Paul chisholm’s “ Our Injuries are invisible” and “ I am not an abomination : is to go on auction at Christies on April the 16th in Aid of the Terrence Higgins Trust in support of people with HIV. The event is one of London’s most successful charity auctions and a night like no other. A champagne reception is followed by an evening of frantic bidding for world-renowned artwork, luxury travel lots and exciting celebrity experiences.
In “ Our injuries are invisible “ Paul Chisholm comments on the internal struggles with mental health many people living with HIV endure. Often the focus is on the physical effects of the virus and mental health can be brushed under the carpet.
Chisholm explains: ‘A visible injury is clear for all to see, however sometimes our injuries are invisible to the world. The state of our mental wellbeing is not as obvious to some as a broken leg or a physical wound. ‘Without treatment HIV slowly disables the immune system and when living with the virus today, mental wellbeing is as important as the daily drugs regime. This allows us to live a fulfilling life in a world with seven days, seven continents, seven deadly sins and seven colours of the rainbow.’
In i am not an Abomination he explores religious persecution, particularly in relation to sexuality.
Chisholm explains: ‘Leviticus 20:13 tells us “a man who sleeps with another man is an abomination and should be executed”.
‘The deliberate misinterpretation of language - using the Bible to justify actions and causes is a recurrent event. From the Crusades to the Holocaust to slavery, these ancient words have been harnessed for hate and oppression. The words in Leviticus are being misquoted and used to oppress, silence and kill in the name of “God”.
‘In the original version of the Bible the word “Tavoha” - which literally means “taboo” has been translated to mean something entirely different. ‘The Bible also says its an abomination to eat shellfish, so here’s to a prawn cocktail or oysters and Champagne.’

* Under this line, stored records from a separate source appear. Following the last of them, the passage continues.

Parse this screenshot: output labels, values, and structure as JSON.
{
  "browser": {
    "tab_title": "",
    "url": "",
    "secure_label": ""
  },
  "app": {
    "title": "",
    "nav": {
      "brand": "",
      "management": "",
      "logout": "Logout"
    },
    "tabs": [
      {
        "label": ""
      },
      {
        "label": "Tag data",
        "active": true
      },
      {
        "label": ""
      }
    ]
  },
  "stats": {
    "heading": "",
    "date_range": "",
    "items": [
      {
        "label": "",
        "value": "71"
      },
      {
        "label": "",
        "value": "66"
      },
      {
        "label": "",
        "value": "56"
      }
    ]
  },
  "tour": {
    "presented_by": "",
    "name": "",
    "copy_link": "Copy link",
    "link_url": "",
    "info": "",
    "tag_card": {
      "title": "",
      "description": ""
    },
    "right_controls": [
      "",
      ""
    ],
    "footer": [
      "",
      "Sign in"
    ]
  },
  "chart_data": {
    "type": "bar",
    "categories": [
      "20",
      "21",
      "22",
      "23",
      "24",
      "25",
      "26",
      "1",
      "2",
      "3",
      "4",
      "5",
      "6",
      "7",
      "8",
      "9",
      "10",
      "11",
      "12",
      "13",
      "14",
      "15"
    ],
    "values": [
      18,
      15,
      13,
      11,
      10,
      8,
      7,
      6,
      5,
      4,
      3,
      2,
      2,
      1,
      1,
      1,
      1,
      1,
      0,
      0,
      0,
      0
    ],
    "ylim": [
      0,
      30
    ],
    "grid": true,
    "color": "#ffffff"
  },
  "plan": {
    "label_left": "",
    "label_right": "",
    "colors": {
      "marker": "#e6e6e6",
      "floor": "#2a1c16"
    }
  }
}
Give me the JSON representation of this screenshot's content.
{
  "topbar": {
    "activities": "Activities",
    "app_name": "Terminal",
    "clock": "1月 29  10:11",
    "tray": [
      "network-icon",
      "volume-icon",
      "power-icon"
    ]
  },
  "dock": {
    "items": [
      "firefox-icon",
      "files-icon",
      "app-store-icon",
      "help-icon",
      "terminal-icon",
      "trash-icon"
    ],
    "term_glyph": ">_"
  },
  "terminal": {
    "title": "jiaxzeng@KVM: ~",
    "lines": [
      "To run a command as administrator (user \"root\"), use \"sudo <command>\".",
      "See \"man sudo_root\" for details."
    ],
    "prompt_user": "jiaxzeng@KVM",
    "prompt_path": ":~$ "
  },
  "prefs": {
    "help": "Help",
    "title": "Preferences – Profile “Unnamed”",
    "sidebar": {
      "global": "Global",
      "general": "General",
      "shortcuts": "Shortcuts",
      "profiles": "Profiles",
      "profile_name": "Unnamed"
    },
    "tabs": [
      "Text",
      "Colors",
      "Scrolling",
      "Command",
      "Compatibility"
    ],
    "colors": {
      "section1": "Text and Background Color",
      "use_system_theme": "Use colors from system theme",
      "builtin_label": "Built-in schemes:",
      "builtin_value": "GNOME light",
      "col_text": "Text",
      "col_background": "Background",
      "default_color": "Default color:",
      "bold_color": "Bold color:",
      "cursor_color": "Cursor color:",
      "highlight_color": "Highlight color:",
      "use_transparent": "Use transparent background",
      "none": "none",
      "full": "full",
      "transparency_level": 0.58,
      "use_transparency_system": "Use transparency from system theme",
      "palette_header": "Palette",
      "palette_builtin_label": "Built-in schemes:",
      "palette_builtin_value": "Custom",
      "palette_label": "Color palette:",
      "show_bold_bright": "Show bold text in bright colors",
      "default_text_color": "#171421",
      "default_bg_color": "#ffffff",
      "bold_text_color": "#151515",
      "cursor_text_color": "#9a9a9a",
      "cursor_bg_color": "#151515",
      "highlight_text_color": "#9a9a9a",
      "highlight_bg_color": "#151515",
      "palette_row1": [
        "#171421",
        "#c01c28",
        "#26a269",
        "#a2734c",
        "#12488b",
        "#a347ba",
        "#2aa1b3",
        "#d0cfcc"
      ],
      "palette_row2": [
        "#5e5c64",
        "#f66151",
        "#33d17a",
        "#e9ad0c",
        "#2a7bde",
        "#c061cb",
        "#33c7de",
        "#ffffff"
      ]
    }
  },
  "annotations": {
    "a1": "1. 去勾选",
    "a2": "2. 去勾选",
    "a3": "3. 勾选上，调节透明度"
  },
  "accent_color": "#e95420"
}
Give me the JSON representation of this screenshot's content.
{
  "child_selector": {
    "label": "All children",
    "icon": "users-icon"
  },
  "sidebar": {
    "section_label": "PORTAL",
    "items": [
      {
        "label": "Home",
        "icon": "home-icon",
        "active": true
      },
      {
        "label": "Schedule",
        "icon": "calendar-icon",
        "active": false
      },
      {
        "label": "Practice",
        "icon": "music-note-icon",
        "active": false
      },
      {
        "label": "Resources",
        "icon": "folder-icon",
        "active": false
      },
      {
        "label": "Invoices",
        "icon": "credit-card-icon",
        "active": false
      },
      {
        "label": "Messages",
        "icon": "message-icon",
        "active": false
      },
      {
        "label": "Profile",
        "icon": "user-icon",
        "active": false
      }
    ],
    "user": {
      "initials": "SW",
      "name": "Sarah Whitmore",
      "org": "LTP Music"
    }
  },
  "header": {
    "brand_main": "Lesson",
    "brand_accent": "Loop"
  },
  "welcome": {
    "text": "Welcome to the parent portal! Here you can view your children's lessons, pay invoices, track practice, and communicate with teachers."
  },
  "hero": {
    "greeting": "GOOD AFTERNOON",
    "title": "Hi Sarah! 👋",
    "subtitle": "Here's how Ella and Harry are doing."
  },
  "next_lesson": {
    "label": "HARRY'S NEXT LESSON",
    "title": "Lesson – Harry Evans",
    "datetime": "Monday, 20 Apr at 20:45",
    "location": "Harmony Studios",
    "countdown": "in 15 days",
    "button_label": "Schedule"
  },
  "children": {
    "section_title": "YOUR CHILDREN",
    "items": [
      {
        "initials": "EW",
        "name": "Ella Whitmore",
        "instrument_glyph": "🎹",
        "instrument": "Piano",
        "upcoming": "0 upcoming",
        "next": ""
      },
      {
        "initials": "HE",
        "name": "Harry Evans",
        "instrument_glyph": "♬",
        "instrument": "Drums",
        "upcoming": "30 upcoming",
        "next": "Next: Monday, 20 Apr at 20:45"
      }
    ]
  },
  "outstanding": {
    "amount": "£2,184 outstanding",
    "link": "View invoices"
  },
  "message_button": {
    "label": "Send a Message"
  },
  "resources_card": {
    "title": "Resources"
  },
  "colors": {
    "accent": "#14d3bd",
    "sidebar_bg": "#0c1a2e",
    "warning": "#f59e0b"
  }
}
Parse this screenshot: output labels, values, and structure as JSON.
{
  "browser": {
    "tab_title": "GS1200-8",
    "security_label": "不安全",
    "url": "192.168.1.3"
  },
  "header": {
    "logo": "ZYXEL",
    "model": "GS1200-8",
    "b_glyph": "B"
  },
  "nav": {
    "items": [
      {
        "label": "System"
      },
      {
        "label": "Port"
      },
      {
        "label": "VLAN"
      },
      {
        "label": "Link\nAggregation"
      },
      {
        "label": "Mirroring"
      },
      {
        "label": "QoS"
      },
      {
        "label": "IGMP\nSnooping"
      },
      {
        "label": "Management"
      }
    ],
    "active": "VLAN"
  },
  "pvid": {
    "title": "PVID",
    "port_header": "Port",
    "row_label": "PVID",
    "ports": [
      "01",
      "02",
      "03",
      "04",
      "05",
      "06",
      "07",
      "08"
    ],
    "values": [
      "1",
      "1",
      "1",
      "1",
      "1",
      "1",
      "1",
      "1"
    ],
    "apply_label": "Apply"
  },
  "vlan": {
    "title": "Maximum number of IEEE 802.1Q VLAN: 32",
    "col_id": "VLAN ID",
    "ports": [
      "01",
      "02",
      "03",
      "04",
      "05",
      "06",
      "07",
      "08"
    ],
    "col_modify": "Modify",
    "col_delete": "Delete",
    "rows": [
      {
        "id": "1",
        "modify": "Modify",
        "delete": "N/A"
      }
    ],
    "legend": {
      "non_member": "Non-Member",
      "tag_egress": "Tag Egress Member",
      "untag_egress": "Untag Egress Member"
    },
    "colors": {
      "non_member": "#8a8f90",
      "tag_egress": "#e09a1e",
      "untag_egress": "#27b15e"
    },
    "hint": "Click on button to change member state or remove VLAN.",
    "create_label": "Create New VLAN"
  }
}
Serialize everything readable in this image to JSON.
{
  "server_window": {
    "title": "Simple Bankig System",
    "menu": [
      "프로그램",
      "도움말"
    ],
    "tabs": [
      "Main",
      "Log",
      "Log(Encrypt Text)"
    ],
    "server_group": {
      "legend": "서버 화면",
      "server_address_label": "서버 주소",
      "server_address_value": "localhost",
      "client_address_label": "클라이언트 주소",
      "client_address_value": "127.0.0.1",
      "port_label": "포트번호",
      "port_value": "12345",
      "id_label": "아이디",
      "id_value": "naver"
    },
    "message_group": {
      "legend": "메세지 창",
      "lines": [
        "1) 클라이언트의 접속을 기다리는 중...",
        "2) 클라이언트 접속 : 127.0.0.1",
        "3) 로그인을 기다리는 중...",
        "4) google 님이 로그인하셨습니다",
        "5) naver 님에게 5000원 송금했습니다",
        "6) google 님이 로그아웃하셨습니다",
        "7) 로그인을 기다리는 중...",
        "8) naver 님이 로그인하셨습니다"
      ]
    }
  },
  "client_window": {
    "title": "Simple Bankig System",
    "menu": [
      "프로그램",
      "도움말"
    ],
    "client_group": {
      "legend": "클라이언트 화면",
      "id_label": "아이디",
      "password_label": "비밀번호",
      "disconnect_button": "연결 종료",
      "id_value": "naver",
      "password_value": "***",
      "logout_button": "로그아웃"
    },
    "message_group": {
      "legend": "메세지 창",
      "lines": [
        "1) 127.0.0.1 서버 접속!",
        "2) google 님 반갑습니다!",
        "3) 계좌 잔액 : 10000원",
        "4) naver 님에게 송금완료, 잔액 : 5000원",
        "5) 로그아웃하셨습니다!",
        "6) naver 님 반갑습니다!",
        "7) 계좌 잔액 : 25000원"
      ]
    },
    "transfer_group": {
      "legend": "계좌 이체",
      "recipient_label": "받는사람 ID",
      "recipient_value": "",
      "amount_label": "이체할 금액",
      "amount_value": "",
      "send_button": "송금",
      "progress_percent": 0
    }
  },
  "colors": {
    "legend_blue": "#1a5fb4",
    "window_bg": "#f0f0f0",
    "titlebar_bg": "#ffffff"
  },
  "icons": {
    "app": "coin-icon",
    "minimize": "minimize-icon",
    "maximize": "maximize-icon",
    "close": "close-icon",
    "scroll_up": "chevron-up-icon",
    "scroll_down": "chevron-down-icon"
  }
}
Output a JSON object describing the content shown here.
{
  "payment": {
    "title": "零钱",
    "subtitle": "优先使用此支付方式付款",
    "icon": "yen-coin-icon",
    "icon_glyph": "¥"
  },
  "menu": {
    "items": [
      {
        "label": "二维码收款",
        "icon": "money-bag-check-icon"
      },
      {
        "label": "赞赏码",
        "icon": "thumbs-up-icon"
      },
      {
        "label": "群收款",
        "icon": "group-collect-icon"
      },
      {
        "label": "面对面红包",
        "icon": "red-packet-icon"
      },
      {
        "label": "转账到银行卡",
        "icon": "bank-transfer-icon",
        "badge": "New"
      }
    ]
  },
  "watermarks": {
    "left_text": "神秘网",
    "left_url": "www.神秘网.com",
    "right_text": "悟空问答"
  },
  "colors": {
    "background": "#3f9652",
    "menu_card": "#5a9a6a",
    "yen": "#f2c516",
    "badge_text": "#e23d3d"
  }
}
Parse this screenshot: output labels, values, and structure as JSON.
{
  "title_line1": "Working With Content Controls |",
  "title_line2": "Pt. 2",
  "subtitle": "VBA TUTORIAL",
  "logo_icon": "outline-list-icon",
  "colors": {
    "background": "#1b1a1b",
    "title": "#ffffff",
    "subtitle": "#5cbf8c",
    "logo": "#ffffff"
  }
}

Last year the online and live auctions combined raised a staggering £401,258. Over its history the event has raised over £3 million to make a difference to the lives of people living with and affected by HIV.